• _Exercise data_:
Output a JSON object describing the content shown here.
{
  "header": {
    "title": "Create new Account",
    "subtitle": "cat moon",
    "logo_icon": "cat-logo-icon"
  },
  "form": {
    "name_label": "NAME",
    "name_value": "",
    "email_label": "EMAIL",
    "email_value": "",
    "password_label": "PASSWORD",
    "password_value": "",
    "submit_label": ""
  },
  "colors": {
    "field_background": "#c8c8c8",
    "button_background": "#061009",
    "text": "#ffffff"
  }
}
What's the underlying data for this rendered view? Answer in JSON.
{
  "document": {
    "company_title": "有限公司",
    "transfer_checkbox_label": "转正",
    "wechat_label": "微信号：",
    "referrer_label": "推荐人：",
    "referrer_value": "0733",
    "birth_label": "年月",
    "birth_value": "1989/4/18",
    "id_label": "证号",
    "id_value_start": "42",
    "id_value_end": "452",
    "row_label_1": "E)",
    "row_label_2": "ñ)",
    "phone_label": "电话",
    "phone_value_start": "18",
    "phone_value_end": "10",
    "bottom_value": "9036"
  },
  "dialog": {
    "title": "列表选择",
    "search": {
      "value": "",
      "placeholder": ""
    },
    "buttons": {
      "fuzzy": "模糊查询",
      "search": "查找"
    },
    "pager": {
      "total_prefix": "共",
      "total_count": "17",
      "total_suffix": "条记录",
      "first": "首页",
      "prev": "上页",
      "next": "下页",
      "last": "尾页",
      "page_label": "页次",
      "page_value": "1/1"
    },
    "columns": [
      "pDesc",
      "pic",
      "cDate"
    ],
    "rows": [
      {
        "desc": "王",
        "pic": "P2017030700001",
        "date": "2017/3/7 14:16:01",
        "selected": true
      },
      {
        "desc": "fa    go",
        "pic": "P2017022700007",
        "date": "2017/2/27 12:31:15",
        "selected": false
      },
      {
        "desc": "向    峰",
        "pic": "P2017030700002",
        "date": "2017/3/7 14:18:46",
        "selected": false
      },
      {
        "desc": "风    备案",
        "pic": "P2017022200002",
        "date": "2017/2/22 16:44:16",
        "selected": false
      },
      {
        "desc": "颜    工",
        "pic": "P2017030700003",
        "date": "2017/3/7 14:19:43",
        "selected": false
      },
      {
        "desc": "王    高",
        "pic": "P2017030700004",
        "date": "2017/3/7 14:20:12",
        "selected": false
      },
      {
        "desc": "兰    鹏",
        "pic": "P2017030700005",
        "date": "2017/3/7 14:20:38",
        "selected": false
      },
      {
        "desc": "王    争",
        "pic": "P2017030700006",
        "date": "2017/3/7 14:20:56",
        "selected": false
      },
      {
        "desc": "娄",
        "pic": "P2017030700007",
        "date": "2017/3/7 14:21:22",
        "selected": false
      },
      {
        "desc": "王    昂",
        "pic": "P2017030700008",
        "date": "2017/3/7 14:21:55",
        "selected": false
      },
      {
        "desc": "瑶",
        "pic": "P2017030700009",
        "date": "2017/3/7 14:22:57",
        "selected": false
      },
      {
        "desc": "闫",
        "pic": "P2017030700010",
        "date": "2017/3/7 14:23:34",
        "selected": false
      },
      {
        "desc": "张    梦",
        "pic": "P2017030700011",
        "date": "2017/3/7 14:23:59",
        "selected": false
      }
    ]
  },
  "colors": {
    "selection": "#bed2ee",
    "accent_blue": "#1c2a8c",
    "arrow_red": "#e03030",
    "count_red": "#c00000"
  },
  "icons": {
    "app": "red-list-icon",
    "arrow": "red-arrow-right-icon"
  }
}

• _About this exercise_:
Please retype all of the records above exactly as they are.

• _Reply to the exercise_:
Output a JSON object describing the content shown here.
{
  "header": {
    "title": "Create new Account",
    "subtitle": "cat moon",
    "logo_icon": "cat-logo-icon"
  },
  "form": {
    "name_label": "NAME",
    "name_value": "",
    "email_label": "EMAIL",
    "email_value": "",
    "password_label": "PASSWORD",
    "password_value": "",
    "submit_label": ""
  },
  "colors": {
    "field_background": "#c8c8c8",
    "button_background": "#061009",
    "text": "#ffffff"
  }
}
What's the underlying data for this rendered view? Answer in JSON.
{
  "document": {
    "company_title": "有限公司",
    "transfer_checkbox_label": "转正",
    "wechat_label": "微信号：",
    "referrer_label": "推荐人：",
    "referrer_value": "0733",
    "birth_label": "年月",
    "birth_value": "1989/4/18",
    "id_label": "证号",
    "id_value_start": "42",
    "id_value_end": "452",
    "row_label_1": "E)",
    "row_label_2": "ñ)",
    "phone_label": "电话",
    "phone_value_start": "18",
    "phone_value_end": "10",
    "bottom_value": "9036"
  },
  "dialog": {
    "title": "列表选择",
    "search": {
      "value": "",
      "placeholder": ""
    },
    "buttons": {
      "fuzzy": "模糊查询",
      "search": "查找"
    },
    "pager": {
      "total_prefix": "共",
      "total_count": "17",
      "total_suffix": "条记录",
      "first": "首页",
      "prev": "上页",
      "next": "下页",
      "last": "尾页",
      "page_label": "页次",
      "page_value": "1/1"
    },
    "columns": [
      "pDesc",
      "pic",
      "cDate"
    ],
    "rows": [
      {
        "desc": "王",
        "pic": "P2017030700001",
        "date": "2017/3/7 14:16:01",
        "selected": true
      },
      {
        "desc": "fa    go",
        "pic": "P2017022700007",
        "date": "2017/2/27 12:31:15",
        "selected": false
      },
      {
        "desc": "向    峰",
        "pic": "P2017030700002",
        "date": "2017/3/7 14:18:46",
        "selected": false
      },
      {
        "desc": "风    备案",
        "pic": "P2017022200002",
        "date": "2017/2/22 16:44:16",
        "selected": false
      },
      {
        "desc": "颜    工",
        "pic": "P2017030700003",
        "date": "2017/3/7 14:19:43",
        "selected": false
      },
      {
        "desc": "王    高",
        "pic": "P2017030700004",
        "date": "2017/3/7 14:20:12",
        "selected": false
      },
      {
        "desc": "兰    鹏",
        "pic": "P2017030700005",
        "date": "2017/3/7 14:20:38",
        "selected": false
      },
      {
        "desc": "王    争",
        "pic": "P2017030700006",
        "date": "2017/3/7 14:20:56",
        "selected": false
      },
      {
        "desc": "娄",
        "pic": "P2017030700007",
        "date": "2017/3/7 14:21:22",
        "selected": false
      },
      {
        "desc": "王    昂",
        "pic": "P2017030700008",
        "date": "2017/3/7 14:21:55",
        "selected": false
      },
      {
        "desc": "瑶",
        "pic": "P2017030700009",
        "date": "2017/3/7 14:22:57",
        "selected": false
      },
      {
        "desc": "闫",
        "pic": "P2017030700010",
        "date": "2017/3/7 14:23:34",
        "selected": false
      },
      {
        "desc": "张    梦",
        "pic": "P2017030700011",
        "date": "2017/3/7 14:23:59",
        "selected": false
      }
    ]
  },
  "colors": {
    "selection": "#bed2ee",
    "accent_blue": "#1c2a8c",
    "arrow_red": "#e03030",
    "count_red": "#c00000"
  },
  "icons": {
    "app": "red-list-icon",
    "arrow": "red-arrow-right-icon"
  }
}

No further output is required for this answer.